I need to live forever —
Not like the mythic Greek gods
But rather their crude etchings
Pin pricks of any three stars
Form Orion’s belt —
While he may have passed to mist
His name lives on in the sky.
So this verse I write
Will be forgotten next morn
Read by only few
But etched on the electrons
Lighting the vast world online.
Tomorrow my mind
May go SPICK! SPACK! SPLUT! Flatlined
In a cruel second.
A body far too mortal;
Verses typed in electric stars.
Maybe, just maybe
In a far flung future time
A young archivist
Will sift through forgotten words
And discover our attempts.
Then we live again.
Voices of the long dead past;
Our second coming!
Resurrected past our graves,
You and I, now immortal.
NOTE: I really expected that haiku to be the last poem for a while. Well… this one got to me just a few minutes ago. Thought it would be a nice coda. It really was what was driving me forward through the whole NaPoWriMo thing. Death is always on my mind… moreso nowadays. Recently, I’ve have to visit my wife’s uncle, the victim of a stroke, in a hospital quite often lately. I know that few people, relatively, are reading my poems. (Though for those of you who did drop by, thank you very much!) But…
Well, it was like those cavemen who drew out their daily lives on the walls of a cave. We’ll never know who they are, of if they were the greatest artists of their day. But they provided a very valuable service. Without them, we have no idea what life was like when they were around. Maybe no one will ever know my name. Or yours. But I think one of the great things I discovered — not just through my poetry, but through reading others’ — is that what we’re doing is providing a glimpse into our lives that can’t be fully captured in photographs or prose or newspaper articles.

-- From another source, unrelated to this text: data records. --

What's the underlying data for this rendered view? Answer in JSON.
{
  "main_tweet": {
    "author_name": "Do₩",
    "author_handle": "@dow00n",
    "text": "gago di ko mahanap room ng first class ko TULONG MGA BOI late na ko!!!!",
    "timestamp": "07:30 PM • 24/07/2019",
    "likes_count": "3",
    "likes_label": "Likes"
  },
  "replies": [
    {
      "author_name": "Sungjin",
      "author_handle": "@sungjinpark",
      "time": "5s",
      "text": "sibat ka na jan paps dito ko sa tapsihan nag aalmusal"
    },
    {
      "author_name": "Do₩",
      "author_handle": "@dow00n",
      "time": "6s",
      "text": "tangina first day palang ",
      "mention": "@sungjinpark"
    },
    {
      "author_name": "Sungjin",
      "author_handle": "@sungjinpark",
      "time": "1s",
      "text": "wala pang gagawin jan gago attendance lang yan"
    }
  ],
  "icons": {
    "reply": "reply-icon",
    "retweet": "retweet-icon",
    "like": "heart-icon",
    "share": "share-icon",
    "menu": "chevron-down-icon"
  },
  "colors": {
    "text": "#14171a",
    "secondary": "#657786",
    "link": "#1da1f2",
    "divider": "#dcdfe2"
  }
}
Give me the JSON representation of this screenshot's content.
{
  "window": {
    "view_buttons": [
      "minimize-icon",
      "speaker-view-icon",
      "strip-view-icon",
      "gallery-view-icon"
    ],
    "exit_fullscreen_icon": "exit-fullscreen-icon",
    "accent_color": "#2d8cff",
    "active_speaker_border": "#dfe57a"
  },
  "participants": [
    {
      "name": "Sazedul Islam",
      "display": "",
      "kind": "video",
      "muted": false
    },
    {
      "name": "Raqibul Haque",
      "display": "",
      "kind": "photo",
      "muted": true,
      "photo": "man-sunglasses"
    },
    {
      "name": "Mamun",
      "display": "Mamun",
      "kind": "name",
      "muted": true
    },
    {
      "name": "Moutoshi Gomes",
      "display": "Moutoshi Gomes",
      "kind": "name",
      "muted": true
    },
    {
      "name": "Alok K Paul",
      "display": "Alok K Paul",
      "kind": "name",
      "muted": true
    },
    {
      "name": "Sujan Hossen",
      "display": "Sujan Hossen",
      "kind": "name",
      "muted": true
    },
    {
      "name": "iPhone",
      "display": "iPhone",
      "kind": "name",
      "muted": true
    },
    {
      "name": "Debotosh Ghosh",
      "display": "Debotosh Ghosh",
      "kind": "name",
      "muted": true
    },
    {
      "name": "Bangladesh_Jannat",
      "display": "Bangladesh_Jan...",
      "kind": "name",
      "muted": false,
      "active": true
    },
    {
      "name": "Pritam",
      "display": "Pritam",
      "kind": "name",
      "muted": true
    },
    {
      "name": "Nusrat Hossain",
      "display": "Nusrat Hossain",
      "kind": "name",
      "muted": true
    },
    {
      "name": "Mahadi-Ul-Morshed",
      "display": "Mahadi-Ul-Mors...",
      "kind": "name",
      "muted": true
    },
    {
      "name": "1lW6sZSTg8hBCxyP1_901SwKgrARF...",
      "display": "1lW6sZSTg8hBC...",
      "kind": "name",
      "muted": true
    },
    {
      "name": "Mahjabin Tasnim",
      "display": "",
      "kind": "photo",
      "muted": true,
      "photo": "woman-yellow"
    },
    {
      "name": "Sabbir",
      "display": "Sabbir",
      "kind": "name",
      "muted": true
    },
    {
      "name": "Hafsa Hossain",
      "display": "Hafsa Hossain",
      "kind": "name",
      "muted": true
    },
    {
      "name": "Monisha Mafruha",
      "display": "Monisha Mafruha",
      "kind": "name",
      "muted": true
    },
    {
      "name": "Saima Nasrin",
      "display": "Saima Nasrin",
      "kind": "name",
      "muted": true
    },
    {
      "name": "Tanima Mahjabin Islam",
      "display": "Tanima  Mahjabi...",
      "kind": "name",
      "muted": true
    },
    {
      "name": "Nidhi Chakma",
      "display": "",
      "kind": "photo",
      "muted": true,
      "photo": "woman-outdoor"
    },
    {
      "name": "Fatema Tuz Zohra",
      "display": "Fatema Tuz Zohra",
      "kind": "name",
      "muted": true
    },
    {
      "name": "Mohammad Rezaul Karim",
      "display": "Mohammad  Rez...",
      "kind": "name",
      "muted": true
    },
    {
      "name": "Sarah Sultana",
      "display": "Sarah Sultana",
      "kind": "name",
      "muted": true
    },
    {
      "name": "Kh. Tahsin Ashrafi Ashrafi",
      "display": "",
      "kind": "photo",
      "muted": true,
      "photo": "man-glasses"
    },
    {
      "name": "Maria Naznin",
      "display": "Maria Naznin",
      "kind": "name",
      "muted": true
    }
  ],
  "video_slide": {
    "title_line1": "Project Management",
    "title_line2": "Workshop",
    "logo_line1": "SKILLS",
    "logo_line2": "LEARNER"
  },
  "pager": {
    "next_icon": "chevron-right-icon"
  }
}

Poetry is us. This is what’s in our hearts. And maybe, just maybe, one of these days some researcher wants to reconstruct life in the 20th and 21st century. And maybe he reads one of our poems and he thinks, “Hmmm… this is quite an insight! Everything we knew about 2013 was wrong!” Maybe he’ll only know me as a guy who photographs himself in a wrestling mask. Or perhaps he only knows you as an icon of a deer that the thought was a rockstar in a black bandana.
What’s important, in the end, is that we wrote it. We wrote us.
Thank you to everyone who wrote poems this last month.